An adaptation of the beloved book Tuck Everlasting by Natalie Babbitt came to Broadway last month and will be gone from the stage far too soon. The show announced yesterday the final performance will be Sunday, May 29.
This is surprising and disappointing news to those who have seen the musical, six years in the making. On stage, Tuck Everlasting captures the essence of the book that has shaped readers’ views on family, friendship, life and death since its release in 1975. Told through the eyes of 11-year-old Winnie Foster, remarkably portrayed on stage by Sarah Charles Lewis, the audience accompanies her through a rare adventure with the Tuck family.
The score sets the tone for the show from the very first note. Whimsical, emotional, witty, poetic, the music by Chris Miller, lyrics by Nathan Tysen, book by Claudia Shear and Tim Federle, and direction and choreography by Casey Nicholaw blend together into a mesmerizing experience.
The set is striking—defined by a tree made up of curved fragments of wood that stretch elegantly across the width of the theatre. It’s a wonder Walt Spangler was not nominated for a Tony for Scenic Design. However, Gregg Barnes earned a well-deserved nod for Costume Design.
Michael Park plays Angus Tuck, patriarch of the Tuck family, who unexpectedly find that they’ve stopped aging after drinking water from a spring in the woods. Winnie’s sudden arrival into Angus’ life wakes him up from decades of a stagnant existence.

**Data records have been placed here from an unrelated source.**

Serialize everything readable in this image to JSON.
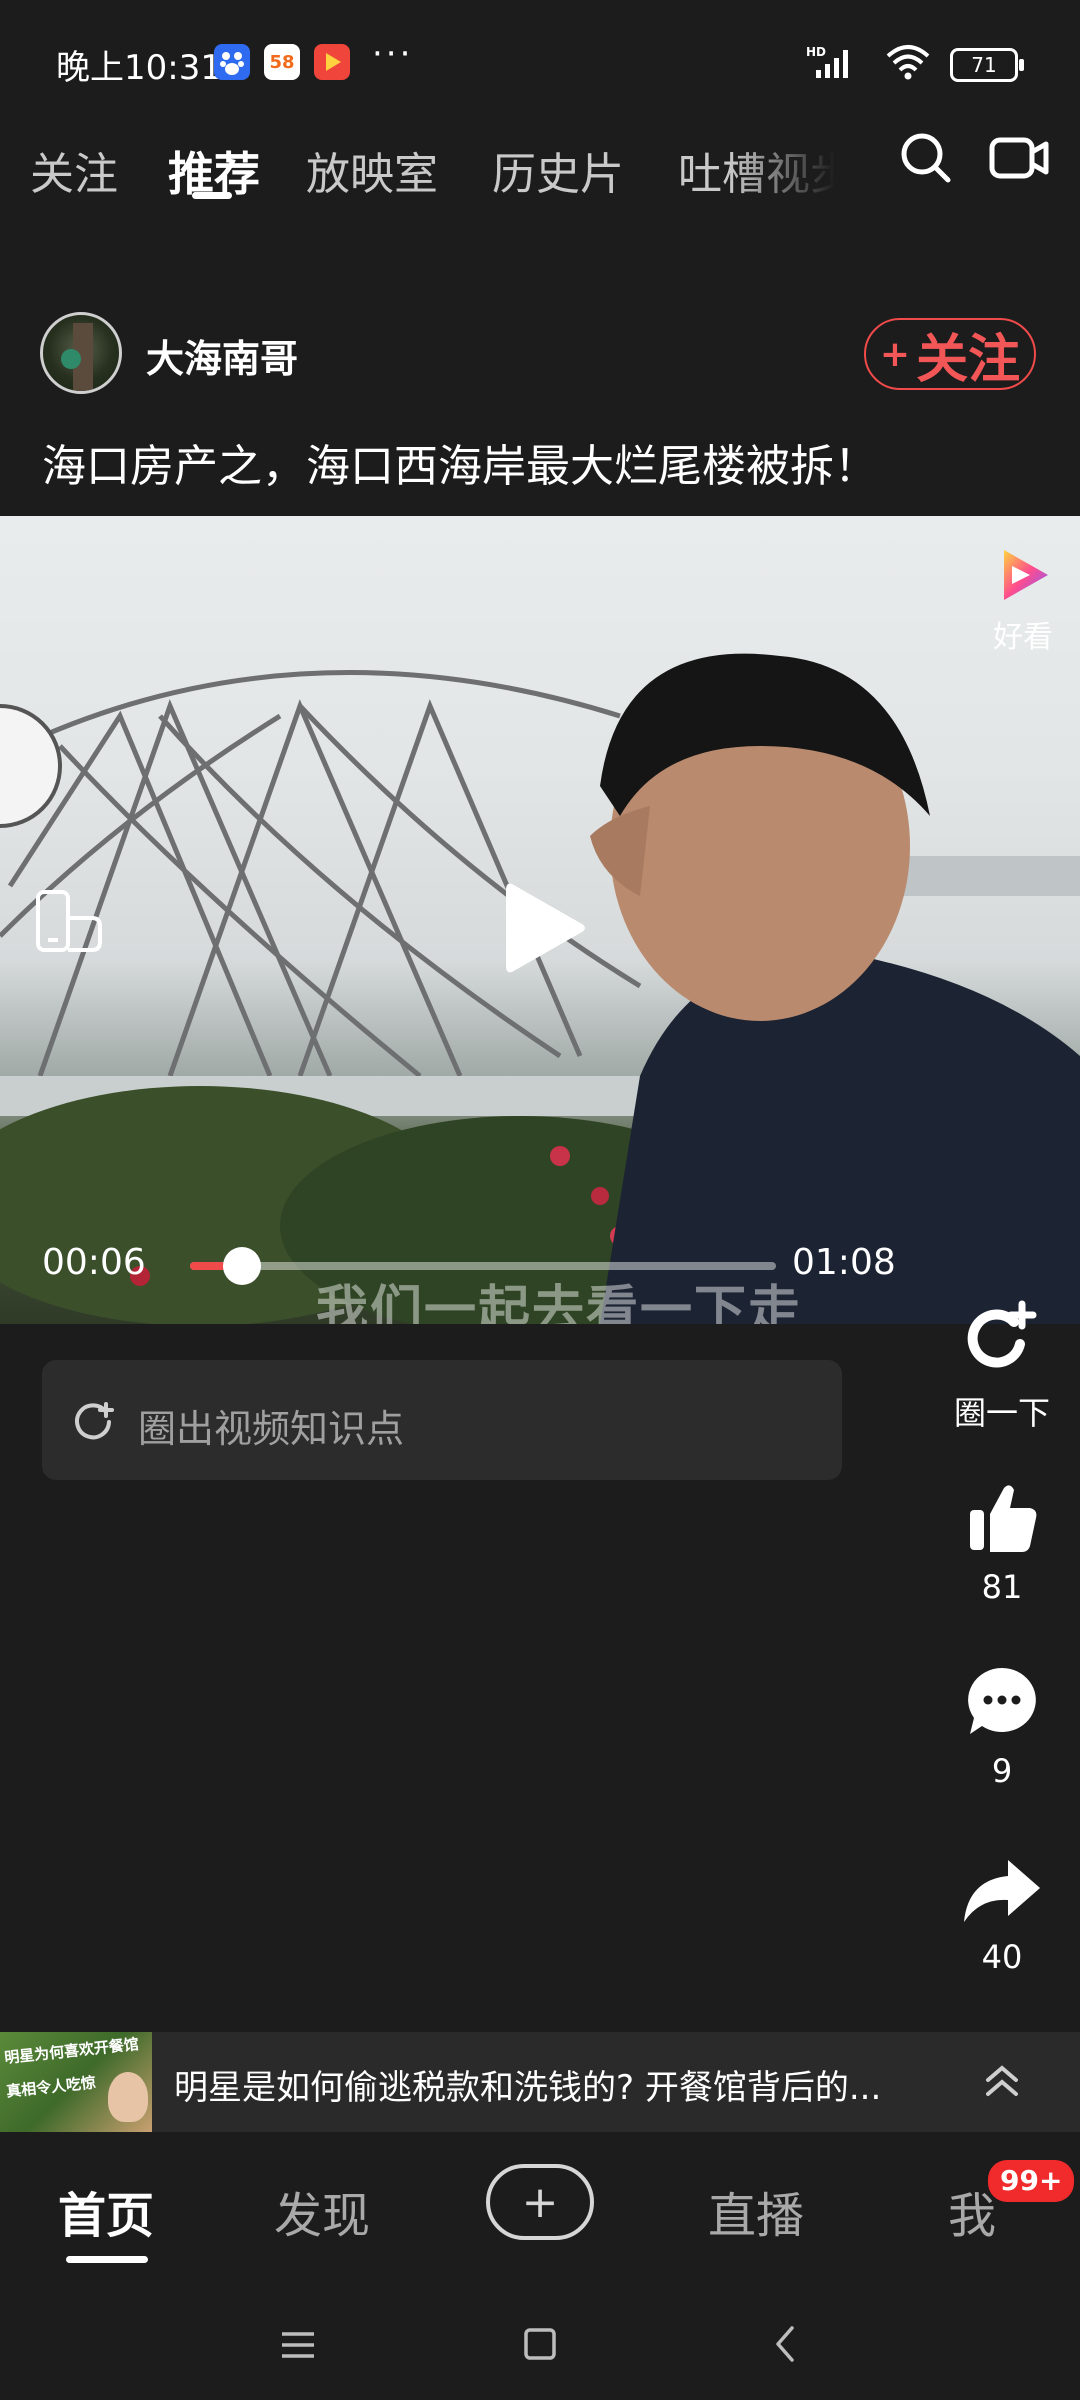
{
  "status_bar": {
    "time": "晚上10:31",
    "battery": "71",
    "network_label": "HD",
    "more": "···",
    "app_58_text": "58"
  },
  "tabs": [
    {
      "label": "关注"
    },
    {
      "label": "推荐"
    },
    {
      "label": "放映室"
    },
    {
      "label": "历史片"
    },
    {
      "label": "吐槽视步"
    }
  ],
  "post": {
    "author": "大海南哥",
    "follow_label": "关注",
    "follow_prefix": "+",
    "title": "海口房产之，海口西海岸最大烂尾楼被拆！"
  },
  "video": {
    "brand": "好看",
    "current_time": "00:06",
    "total_time": "01:08",
    "progress": 0.088,
    "subtitle": "我们一起去看一下走"
  },
  "knowledge": {
    "placeholder": "圈出视频知识点"
  },
  "actions": {
    "circle_label": "圈一下",
    "likes": "81",
    "comments": "9",
    "shares": "40"
  },
  "banner": {
    "text": "明星是如何偷逃税款和洗钱的? 开餐馆背后的...",
    "thumb_text_1": "明星为何喜欢开餐馆",
    "thumb_text_2": "真相令人吃惊"
  },
  "bottom_nav": [
    {
      "label": "首页"
    },
    {
      "label": "发现"
    },
    {
      "label": "+"
    },
    {
      "label": "直播"
    },
    {
      "label": "我"
    }
  ],
  "badge": "99+",
  "colors": {
    "background": "#1c1c1c",
    "accent_red": "#f04a4a",
    "badge_red": "#f12b2b"
  }
}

The Tucks perpetually ask themselves, “What’s going to get me out of bed this morning?” said Park. “This little Winnie Foster puts everybody on their feet immediately. She changes their lives.”
The Tuck children having, not grown up exactly, but moved away, Angus Tuck desires to be a father again and finds himself in the position of being a father figure to Winnie. The character is rugged and masculine, yet caring and thoughtful, and provides a voice of reason during a turbulent moment in his family’s lives.
Through the course of the play, Angus also rediscovers the romance in his relationship with his wife, Mae.
“Sarah is really diligent. What a responsibility it is to carry a show. She surprises me every night with a new line reading.”
—Michael Park, about 11-year-old
co-star Sarah Charles Lewis
The ending of the play is beyond words. “Natalie [Babbitt] actually said that we wrote the ending of this musical better than she ever could have imagined,” said Park. The audience shed many tears during this beautiful, touching scene.
Park, known for his role in Broadway’s Smokey Joe’s Cafe and television’s As The World Turns, considers playing Angus Tuck a dream role. He has a healthy philosophy about his profession. “75 percent of what I’m doing is great because of the material I’m given. My job to fill in the 25 percent. My buddy Chris Sullivan said that,” he explained.
“I always say that one of the perks of doing a Broadway show is interacting with fans. I love it,” Park said. He would like to show gratitude to all of his fans.
Send feedback to Michael Park on Twitter at @park24hrs.
“I would love feedback from the fans. What they thought of the show and their journey and relationship to the book,” he said. “I’m proud of the show and the fan base.”
Park was also in Sound of Music Live and Peter Pan Live on NBC. “Those shows were an absolute blast,” he said, adding that it was a special experience getting to work with actors he might not otherwise cross paths with.
Though Tuck Everlasting closes prematurely, the soundtrack will immortalize the show and bring joy to fans for all time. The cast album featuring Andrew Keenan-Bolger, Sarah Charles Lewis, Carolee Carmello, Terrence Mann, Michael Park, Robert Lenzi, Fred Applegate, Valerie Wright, Pippa Pearthree and Michael Wartella will be available digitally on June 10 and in stores on July 1.
Learn more about Tuck Everlasting at www.tuckeverlastingmusical.com.